Image by laurasmoncur This is the first installment of the “Shah Training is Not Bodybuilding” series. The name is lame, sorry. And I’m not trying to say that there is anything wrong with bodybuilding. I’m just saying that we’re a little different here. And by different, I mean that the Shah Training philosophy is best suitable for the beginner, or average trainee.
The issue that I have with bodybuilding, if you can even call it an issue, is that the average beginner will start off with a split-body program. You have 120lbers telling you that they train their arms 3 times a week, their chest twice a week, and their legs once a week. There is a BIG problem with that.
It all Started with a Debate
I once had a very “heated” but nice debate with my cousin one time on the phone. It all started when he started talking about how much weight he was using and how much muscle he’d gained on a training program that I did not prescribe to him. I basically started out by saying something like, “Why the hell are you following a split training program?”
After that, we went back and forth on the topic until he stated one thing that still stick out in the back of my head:
“Well, if I’m getting results with what I’m doing, how do you expect me to believe that full body is better?”
I responded: “Because I’m the expert.” That’s almost like saying, “Because I said so.”
Whatever Goes Up Must Come Down
People come back to me and say, “Oh I put on 10 lbs of muscle real quick, but then I stopped eating and I dropped like 8 lbs.” Well duh!
Bodybuilding has something we call “Bulking” and “Cutting” phases. A bulking phase is where you eat a whole lot of food, don’t do any cardio and let yourself get fat just so that you can weigh more on the scale. And then you cut, meaning that you do a ton of cardio, severely restrict calories, so that you can reveal your six pack abs.
I read somewhere that “almost anything will work with bodybuilders because we’re such a dedicated group of individuals.”
That’s true. I respect bodybuilders because of their dedication. I do believe that they are border line insane to be sacrificing so much 6 months out of the year just so they can don some Speedos and stand up on stage with a whole bunch of half-naked guys for some prize money they may not even win.
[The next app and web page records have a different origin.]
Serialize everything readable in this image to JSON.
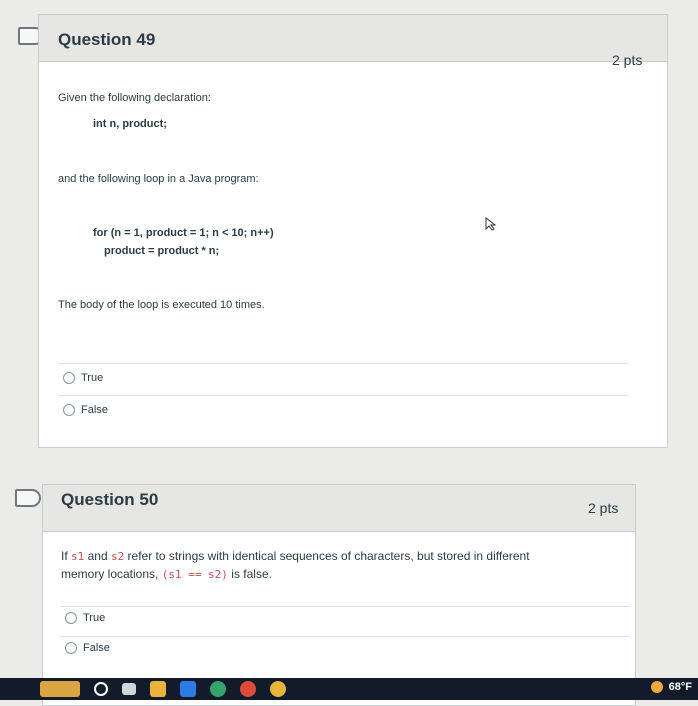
{
  "q49": {
    "title": "Question 49",
    "points": "2 pts",
    "line1": "Given the following declaration:",
    "decl": "int n, product;",
    "line2": "and the following loop in a Java program:",
    "loop1": "for (n = 1, product = 1; n < 10; n++)",
    "loop2": "product = product * n;",
    "statement": "The body of the loop is executed 10 times.",
    "options": [
      "True",
      "False"
    ]
  },
  "q50": {
    "title": "Question 50",
    "points": "2 pts",
    "t1": "If ",
    "s1": "s1",
    "t2": " and ",
    "s2": "s2",
    "t3": " refer to strings with identical sequences of characters, but stored in different",
    "t4": "memory locations, ",
    "expr": "(s1 == s2)",
    "t5": " is false.",
    "options": [
      "True",
      "False"
    ]
  },
  "taskbar": {
    "weather": "68°F"
  }
}
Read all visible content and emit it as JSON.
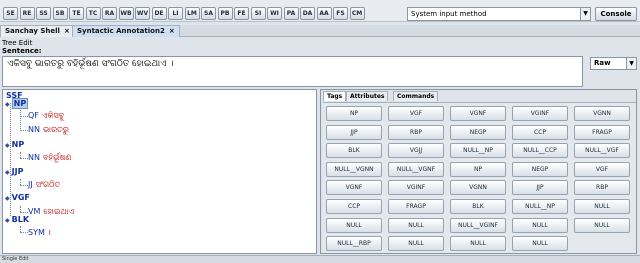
{
  "toolbar": {
    "languages": [
      "SE",
      "RE",
      "SS",
      "SB",
      "TE",
      "TC",
      "RA",
      "WB",
      "WV",
      "DE",
      "LI",
      "LM",
      "SA",
      "PB",
      "FE",
      "SI",
      "WI",
      "PA",
      "DA",
      "AA",
      "FS",
      "CM"
    ],
    "input_method": "System input method",
    "console_label": "Console"
  },
  "doc_tabs": [
    {
      "label": "Sanchay Shell",
      "close": "×"
    },
    {
      "label": "Syntactic Annotation2",
      "close": "×"
    }
  ],
  "editor": {
    "tree_edit_label": "Tree Edit",
    "sentence_label": "Sentence:",
    "sentence_text": "ଏକିସବୁ ଭାରତରୁ ବହିର୍ଭୂଷଣ ସଂଗଠିତ ହୋଇଥାଏ ।",
    "view_mode": "Raw"
  },
  "tree": {
    "root": "SSF",
    "nodes": [
      {
        "tag": "NP",
        "children": [
          {
            "tag": "QF",
            "word": "ଏକିସବୁ"
          },
          {
            "tag": "NN",
            "word": "ଭାରତରୁ"
          }
        ]
      },
      {
        "tag": "NP",
        "children": [
          {
            "tag": "NN",
            "word": "ବହିର୍ଭୂଷଣ"
          }
        ]
      },
      {
        "tag": "JJP",
        "children": [
          {
            "tag": "JJ",
            "word": "ସଂଗଠିତ"
          }
        ]
      },
      {
        "tag": "VGF",
        "children": [
          {
            "tag": "VM",
            "word": "ହୋଇଥାଏ"
          }
        ]
      },
      {
        "tag": "BLK",
        "children": [
          {
            "tag": "SYM",
            "word": "।"
          }
        ]
      }
    ]
  },
  "tag_panel": {
    "tabs": [
      "Tags",
      "Attributes",
      "Commands"
    ],
    "buttons": [
      "NP",
      "VGF",
      "VGNF",
      "VGINF",
      "VGNN",
      "JJP",
      "RBP",
      "NEGP",
      "CCP",
      "FRAGP",
      "BLK",
      "VGJJ",
      "NULL__NP",
      "NULL__CCP",
      "NULL__VGF",
      "NULL__VGNN",
      "NULL__VGNF",
      "NP",
      "NEGP",
      "VGF",
      "VGNF",
      "VGINF",
      "VGNN",
      "JJP",
      "RBP",
      "CCP",
      "FRAGP",
      "BLK",
      "NULL__NP",
      "NULL",
      "NULL",
      "NULL",
      "NULL__VGINF",
      "NULL",
      "NULL",
      "NULL__RBP",
      "NULL",
      "NULL",
      "NULL"
    ]
  },
  "status": {
    "text": "Single Edit"
  }
}
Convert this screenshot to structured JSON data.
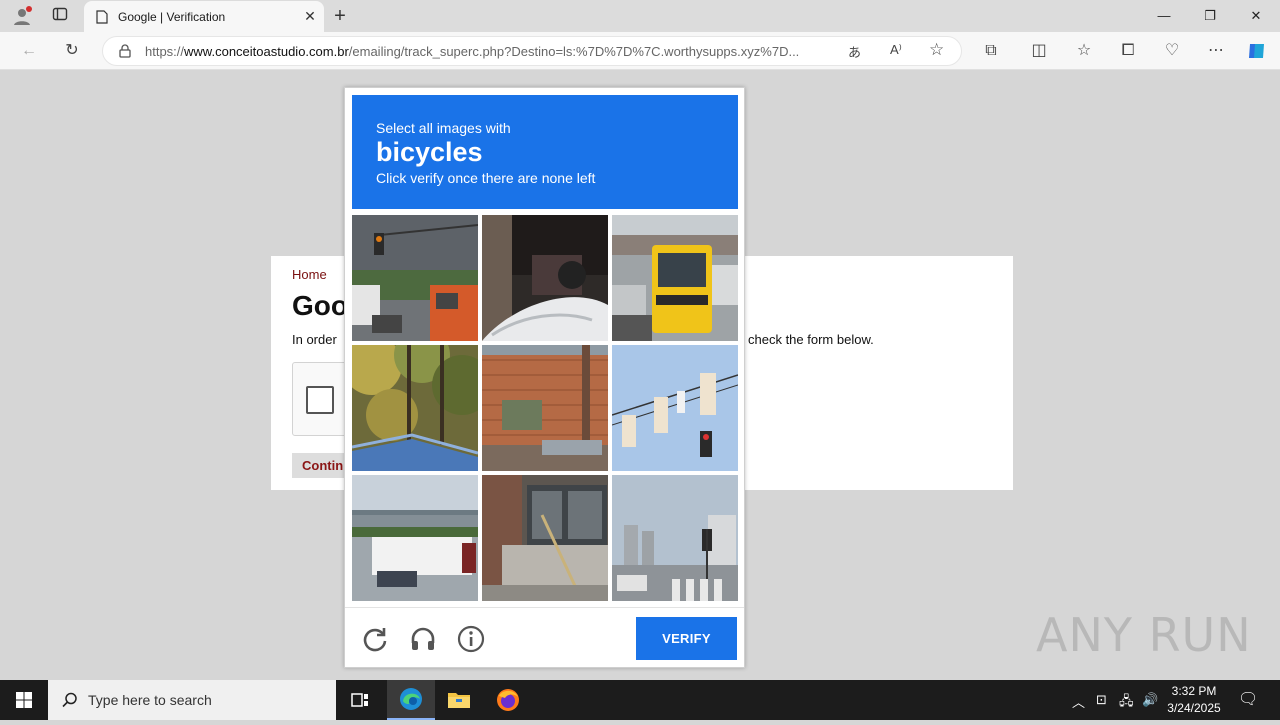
{
  "browser": {
    "tab_title": "Google | Verification",
    "url_prefix": "https://",
    "url_domain": "www.conceitoastudio.com.br",
    "url_path": "/emailing/track_superc.php?Destino=ls:%7D%7D%7C.worthysupps.xyz%7D..."
  },
  "page": {
    "breadcrumb": "Home",
    "heading": "Goo",
    "instruction_start": "In order",
    "instruction_end": "check the form below.",
    "continue_label": "Contin"
  },
  "challenge": {
    "line1": "Select all images with",
    "target": "bicycles",
    "line3": "Click verify once there are none left",
    "verify_label": "VERIFY",
    "tiles": [
      "traffic-light-truck",
      "motorbike-garage",
      "bus-street",
      "trees-railing",
      "brick-building",
      "traffic-lights-wires",
      "overpass-truck",
      "building-entrance",
      "city-crosswalk"
    ]
  },
  "watermark": "ANY RUN",
  "taskbar": {
    "search_placeholder": "Type here to search",
    "time": "3:32 PM",
    "date": "3/24/2025"
  },
  "colors": {
    "accent": "#1a73e8",
    "link": "#7a1010"
  }
}
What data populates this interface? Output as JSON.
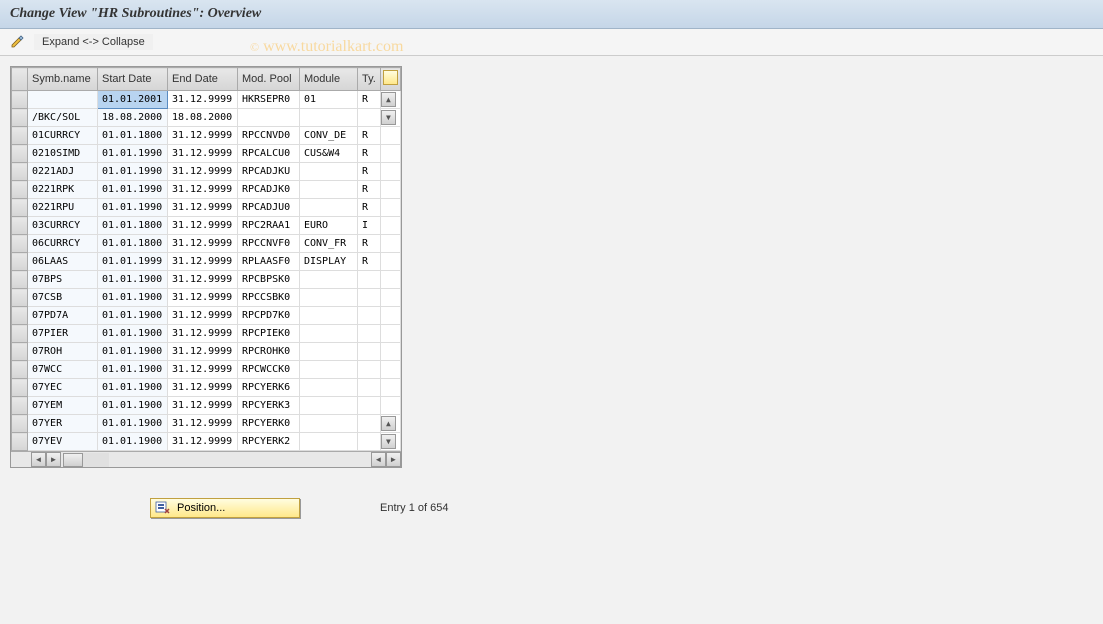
{
  "header": {
    "title": "Change View \"HR Subroutines\": Overview"
  },
  "toolbar": {
    "expand_collapse": "Expand <-> Collapse"
  },
  "watermark": {
    "copy": "©",
    "text": "www.tutorialkart.com"
  },
  "table": {
    "headers": {
      "symb": "Symb.name",
      "start": "Start Date",
      "end": "End Date",
      "pool": "Mod. Pool",
      "module": "Module",
      "ty": "Ty."
    },
    "rows": [
      {
        "symb": "",
        "start": "01.01.2001",
        "end": "31.12.9999",
        "pool": "HKRSEPR0",
        "module": "01",
        "ty": "R",
        "selected": true
      },
      {
        "symb": "/BKC/SOL",
        "start": "18.08.2000",
        "end": "18.08.2000",
        "pool": "",
        "module": "",
        "ty": ""
      },
      {
        "symb": "01CURRCY",
        "start": "01.01.1800",
        "end": "31.12.9999",
        "pool": "RPCCNVD0",
        "module": "CONV_DE",
        "ty": "R"
      },
      {
        "symb": "0210SIMD",
        "start": "01.01.1990",
        "end": "31.12.9999",
        "pool": "RPCALCU0",
        "module": "CUS&W4",
        "ty": "R"
      },
      {
        "symb": "0221ADJ",
        "start": "01.01.1990",
        "end": "31.12.9999",
        "pool": "RPCADJKU",
        "module": "",
        "ty": "R"
      },
      {
        "symb": "0221RPK",
        "start": "01.01.1990",
        "end": "31.12.9999",
        "pool": "RPCADJK0",
        "module": "",
        "ty": "R"
      },
      {
        "symb": "0221RPU",
        "start": "01.01.1990",
        "end": "31.12.9999",
        "pool": "RPCADJU0",
        "module": "",
        "ty": "R"
      },
      {
        "symb": "03CURRCY",
        "start": "01.01.1800",
        "end": "31.12.9999",
        "pool": "RPC2RAA1",
        "module": "EURO",
        "ty": "I"
      },
      {
        "symb": "06CURRCY",
        "start": "01.01.1800",
        "end": "31.12.9999",
        "pool": "RPCCNVF0",
        "module": "CONV_FR",
        "ty": "R"
      },
      {
        "symb": "06LAAS",
        "start": "01.01.1999",
        "end": "31.12.9999",
        "pool": "RPLAASF0",
        "module": "DISPLAY",
        "ty": "R"
      },
      {
        "symb": "07BPS",
        "start": "01.01.1900",
        "end": "31.12.9999",
        "pool": "RPCBPSK0",
        "module": "",
        "ty": ""
      },
      {
        "symb": "07CSB",
        "start": "01.01.1900",
        "end": "31.12.9999",
        "pool": "RPCCSBK0",
        "module": "",
        "ty": ""
      },
      {
        "symb": "07PD7A",
        "start": "01.01.1900",
        "end": "31.12.9999",
        "pool": "RPCPD7K0",
        "module": "",
        "ty": ""
      },
      {
        "symb": "07PIER",
        "start": "01.01.1900",
        "end": "31.12.9999",
        "pool": "RPCPIEK0",
        "module": "",
        "ty": ""
      },
      {
        "symb": "07ROH",
        "start": "01.01.1900",
        "end": "31.12.9999",
        "pool": "RPCROHK0",
        "module": "",
        "ty": ""
      },
      {
        "symb": "07WCC",
        "start": "01.01.1900",
        "end": "31.12.9999",
        "pool": "RPCWCCK0",
        "module": "",
        "ty": ""
      },
      {
        "symb": "07YEC",
        "start": "01.01.1900",
        "end": "31.12.9999",
        "pool": "RPCYERK6",
        "module": "",
        "ty": ""
      },
      {
        "symb": "07YEM",
        "start": "01.01.1900",
        "end": "31.12.9999",
        "pool": "RPCYERK3",
        "module": "",
        "ty": ""
      },
      {
        "symb": "07YER",
        "start": "01.01.1900",
        "end": "31.12.9999",
        "pool": "RPCYERK0",
        "module": "",
        "ty": ""
      },
      {
        "symb": "07YEV",
        "start": "01.01.1900",
        "end": "31.12.9999",
        "pool": "RPCYERK2",
        "module": "",
        "ty": ""
      }
    ]
  },
  "footer": {
    "position_label": "Position...",
    "entry_text": "Entry 1 of 654"
  }
}
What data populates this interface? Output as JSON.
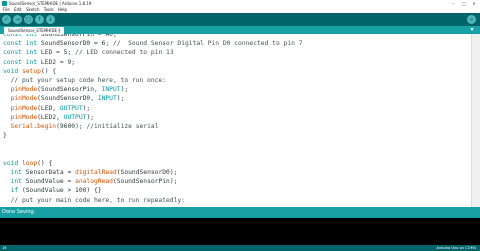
{
  "window": {
    "title": "SoundSensor_STEMHIDE | Arduino 1.8.19",
    "minimize": "–",
    "maximize": "□",
    "close": "✕"
  },
  "menu": [
    "File",
    "Edit",
    "Sketch",
    "Tools",
    "Help"
  ],
  "toolbar": {
    "verify_glyph": "✓",
    "upload_glyph": "→",
    "new_glyph": "▢",
    "open_glyph": "↑",
    "save_glyph": "↓",
    "serial_glyph": "⌕"
  },
  "tabs": [
    {
      "label": "SoundSensor_STEMHIDE §"
    }
  ],
  "tab_menu_glyph": "▾",
  "code_lines": [
    [
      {
        "t": "kw",
        "v": "const int"
      },
      {
        "t": "p",
        "v": " SoundSensorPin = A0;"
      }
    ],
    [
      {
        "t": "kw",
        "v": "const int"
      },
      {
        "t": "p",
        "v": " SoundSensorD0 = 6; "
      },
      {
        "t": "cm",
        "v": "//  Sound Sensor Digital Pin D0 connected to pin 7"
      }
    ],
    [
      {
        "t": "kw",
        "v": "const int"
      },
      {
        "t": "p",
        "v": " LED = 5; "
      },
      {
        "t": "cm",
        "v": "// LED connected to pin 13"
      }
    ],
    [
      {
        "t": "kw",
        "v": "const int"
      },
      {
        "t": "p",
        "v": " LED2 = 9;"
      }
    ],
    [
      {
        "t": "kw",
        "v": "void"
      },
      {
        "t": "p",
        "v": " "
      },
      {
        "t": "fn",
        "v": "setup"
      },
      {
        "t": "p",
        "v": "() {"
      }
    ],
    [
      {
        "t": "cm",
        "v": "  // put your setup code here, to run once:"
      }
    ],
    [
      {
        "t": "p",
        "v": "  "
      },
      {
        "t": "fn",
        "v": "pinMode"
      },
      {
        "t": "p",
        "v": "(SoundSensorPin, "
      },
      {
        "t": "kw",
        "v": "INPUT"
      },
      {
        "t": "p",
        "v": ");"
      }
    ],
    [
      {
        "t": "p",
        "v": "  "
      },
      {
        "t": "fn",
        "v": "pinMode"
      },
      {
        "t": "p",
        "v": "(SoundSensorD0, "
      },
      {
        "t": "kw",
        "v": "INPUT"
      },
      {
        "t": "p",
        "v": ");"
      }
    ],
    [
      {
        "t": "p",
        "v": "  "
      },
      {
        "t": "fn",
        "v": "pinMode"
      },
      {
        "t": "p",
        "v": "(LED, "
      },
      {
        "t": "kw",
        "v": "OUTPUT"
      },
      {
        "t": "p",
        "v": ");"
      }
    ],
    [
      {
        "t": "p",
        "v": "  "
      },
      {
        "t": "fn",
        "v": "pinMode"
      },
      {
        "t": "p",
        "v": "(LED2, "
      },
      {
        "t": "kw",
        "v": "OUTPUT"
      },
      {
        "t": "p",
        "v": ");"
      }
    ],
    [
      {
        "t": "p",
        "v": "  "
      },
      {
        "t": "fn",
        "v": "Serial"
      },
      {
        "t": "p",
        "v": "."
      },
      {
        "t": "fn",
        "v": "begin"
      },
      {
        "t": "p",
        "v": "(9600); "
      },
      {
        "t": "cm",
        "v": "//initialize serial"
      }
    ],
    [
      {
        "t": "p",
        "v": "}"
      }
    ],
    [
      {
        "t": "p",
        "v": ""
      }
    ],
    [
      {
        "t": "p",
        "v": ""
      }
    ],
    [
      {
        "t": "kw",
        "v": "void"
      },
      {
        "t": "p",
        "v": " "
      },
      {
        "t": "fn",
        "v": "loop"
      },
      {
        "t": "p",
        "v": "() {"
      }
    ],
    [
      {
        "t": "p",
        "v": "  "
      },
      {
        "t": "kw",
        "v": "int"
      },
      {
        "t": "p",
        "v": " SensorData = "
      },
      {
        "t": "fn",
        "v": "digitalRead"
      },
      {
        "t": "p",
        "v": "(SoundSensorD0);"
      }
    ],
    [
      {
        "t": "p",
        "v": "  "
      },
      {
        "t": "kw",
        "v": "int"
      },
      {
        "t": "p",
        "v": " SoundValue = "
      },
      {
        "t": "fn",
        "v": "analogRead"
      },
      {
        "t": "p",
        "v": "(SoundSensorPin);"
      }
    ],
    [
      {
        "t": "p",
        "v": "  "
      },
      {
        "t": "kw",
        "v": "if"
      },
      {
        "t": "p",
        "v": " (SoundValue > 100) {}"
      }
    ],
    [
      {
        "t": "cm",
        "v": "  // put your main code here, to run repeatedly:"
      }
    ]
  ],
  "status": {
    "message": "Done Saving."
  },
  "footer": {
    "line": "16",
    "board": "Arduino Uno on COM4"
  },
  "colors": {
    "toolbar": "#006468",
    "tab_strip": "#17a1a5",
    "keyword": "#00979c",
    "function": "#d35400",
    "comment": "#434f54",
    "console": "#000000"
  }
}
But hey, the rest of the world are not bodybuilders and you need to realize that.
Follow a Long-Term Approach
- I recently gave this example VIA Facebook to one of my readers: “I have cousins who stay super ripped but they only weight 120lbs. I tell them they should probably stay on a mass gain cycle for about 5-6 years to really build a solid base. THink about it, if you put on 30 lbs of mass over 6 years, so lets say you’re 198 6 years from now, and then you try to drop fat (given that your bf% isn’t above 15), then you’ll look amazing at say, 183-185lbs.”
Do you see what I’m saying here? Take a long-term approach to both muscle gain and fat loss and you’ll be more satisfied in the long run. If my friend were to go from 120 to 125 in a month, can you imagine how much he’d have to eat and train for that five pounds of muscle?
We don’t realize how much our body hates change. If we “shock” it too much, then it’s going to think that there’s something wrong. There is some sort of “danger” there and it’ll adapt for a short period of time. But when things go back to “normal” and when we start to eat normal, then our body goes back to normal. Back to 120lbs.
Based on Experience
- I’ll give you guys one last example: 17 months ago, I was overweight at 25% bodyfat. I was addicted to Taco Bell, Starbucks, and Soda. I no longer have any cravings for those three things now. If I said to myself, “oh for 12 weeks I’m just going to stop all junk food,” then I’m giving myself a reason to get in shape, but then also a way to get out of shape. Do you see what I’m saying?
I want to hear your own stories. What experiences have you had with trying to put on muscle and lose fat? What I want to know is which method worked for you? A long-term approach, or a short-term approach?